What exactly is a highly available system?Answer:
The Sun Cluster software defines high availability (HA) as the ability of a cluster to keep an application running. The application runs even when a failure occurs that would normally make a host system unavailable.Question:
What is the process by which the cluster provides high availability?Answer:
Through a process known as failover, the cluster framework provides a highly available environment. Failover is a series of steps that are performed by the cluster to migrate data service resources from a failing node to another operational node in the cluster.Question:
What is the difference between a failover and scalable data service?Answer:
There are two types of highly available data services:
A failover data service runs an application on only one primary node in the cluster at a time. Other nodes might run other applications, but each application runs on only a single node. If a primary node fails, applications that are running on the failed node fail over to another node. They continue running.
A scalable data service spreads an application across multiple nodes to create a single, logical service. Scalable services leverage the number of nodes and processors in the entire cluster on which they run.
For each application, one node hosts the physical interface to the cluster. This node is called a Global Interface (GIF) node. Multiple GIF nodes can exist in the cluster. Each GIF node hosts one or more logical interfaces that can be used by scalable services. These logical interfaces are called global interfaces. One GIF node hosts a global interface for all requests for a particular application and dispatches them to multiple nodes on which the application server is running. If the GIF node fails, the global interface fails over to a surviving node.

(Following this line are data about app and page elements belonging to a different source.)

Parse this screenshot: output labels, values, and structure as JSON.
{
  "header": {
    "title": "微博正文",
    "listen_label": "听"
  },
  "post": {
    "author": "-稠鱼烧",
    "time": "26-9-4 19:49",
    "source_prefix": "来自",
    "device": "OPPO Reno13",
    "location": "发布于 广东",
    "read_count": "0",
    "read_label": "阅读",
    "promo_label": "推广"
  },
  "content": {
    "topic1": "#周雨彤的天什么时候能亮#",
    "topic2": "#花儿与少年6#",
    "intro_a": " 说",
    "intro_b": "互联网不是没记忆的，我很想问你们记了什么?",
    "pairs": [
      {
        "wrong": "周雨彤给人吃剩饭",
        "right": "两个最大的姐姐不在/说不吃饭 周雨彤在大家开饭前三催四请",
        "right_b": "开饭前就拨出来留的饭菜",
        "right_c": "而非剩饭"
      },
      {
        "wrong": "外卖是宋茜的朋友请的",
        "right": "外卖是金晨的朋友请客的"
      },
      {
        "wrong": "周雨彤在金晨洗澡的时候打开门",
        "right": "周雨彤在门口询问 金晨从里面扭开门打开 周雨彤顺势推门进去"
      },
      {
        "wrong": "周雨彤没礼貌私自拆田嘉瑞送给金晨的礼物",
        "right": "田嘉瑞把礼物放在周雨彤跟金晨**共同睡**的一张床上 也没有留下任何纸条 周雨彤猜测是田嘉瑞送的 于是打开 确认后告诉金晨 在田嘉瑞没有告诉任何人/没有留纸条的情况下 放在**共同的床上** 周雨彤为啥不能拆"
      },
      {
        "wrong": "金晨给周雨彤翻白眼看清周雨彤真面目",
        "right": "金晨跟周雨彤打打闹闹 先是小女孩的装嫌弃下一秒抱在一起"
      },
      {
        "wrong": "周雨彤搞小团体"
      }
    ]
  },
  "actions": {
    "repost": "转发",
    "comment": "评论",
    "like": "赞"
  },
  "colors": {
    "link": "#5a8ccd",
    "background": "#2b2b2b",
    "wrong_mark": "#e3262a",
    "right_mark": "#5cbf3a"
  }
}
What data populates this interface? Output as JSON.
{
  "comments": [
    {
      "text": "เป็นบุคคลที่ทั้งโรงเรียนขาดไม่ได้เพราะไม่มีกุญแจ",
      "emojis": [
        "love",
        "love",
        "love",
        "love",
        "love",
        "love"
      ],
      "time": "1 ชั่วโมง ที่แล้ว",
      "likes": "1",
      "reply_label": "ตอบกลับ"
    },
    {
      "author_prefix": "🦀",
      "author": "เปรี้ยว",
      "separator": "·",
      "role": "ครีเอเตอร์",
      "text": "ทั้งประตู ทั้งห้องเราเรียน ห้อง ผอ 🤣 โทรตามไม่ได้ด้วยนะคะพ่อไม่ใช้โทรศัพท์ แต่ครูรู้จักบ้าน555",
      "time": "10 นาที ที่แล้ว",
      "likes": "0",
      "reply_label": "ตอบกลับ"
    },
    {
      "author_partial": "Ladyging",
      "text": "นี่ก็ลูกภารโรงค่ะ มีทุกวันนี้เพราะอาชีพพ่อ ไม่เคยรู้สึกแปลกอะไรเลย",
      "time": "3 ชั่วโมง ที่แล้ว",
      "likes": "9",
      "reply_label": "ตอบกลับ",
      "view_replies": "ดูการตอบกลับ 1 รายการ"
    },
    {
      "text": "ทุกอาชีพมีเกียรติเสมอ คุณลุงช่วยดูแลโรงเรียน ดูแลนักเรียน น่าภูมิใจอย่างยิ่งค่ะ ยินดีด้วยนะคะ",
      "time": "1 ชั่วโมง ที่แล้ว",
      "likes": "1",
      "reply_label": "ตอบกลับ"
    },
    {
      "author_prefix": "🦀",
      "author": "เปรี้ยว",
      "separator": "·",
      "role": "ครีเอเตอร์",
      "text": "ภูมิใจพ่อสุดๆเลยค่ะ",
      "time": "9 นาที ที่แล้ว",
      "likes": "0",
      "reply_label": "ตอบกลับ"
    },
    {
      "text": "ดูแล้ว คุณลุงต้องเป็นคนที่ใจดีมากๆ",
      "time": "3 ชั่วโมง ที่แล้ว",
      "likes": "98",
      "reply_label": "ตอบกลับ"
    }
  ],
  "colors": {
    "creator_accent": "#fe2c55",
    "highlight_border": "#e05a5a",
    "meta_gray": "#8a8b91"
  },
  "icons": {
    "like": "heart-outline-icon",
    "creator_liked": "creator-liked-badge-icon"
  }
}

If any node on which the application is running fails, the application continues to run on other nodes with some performance degradation. This process continues until the failed node returns to the cluster.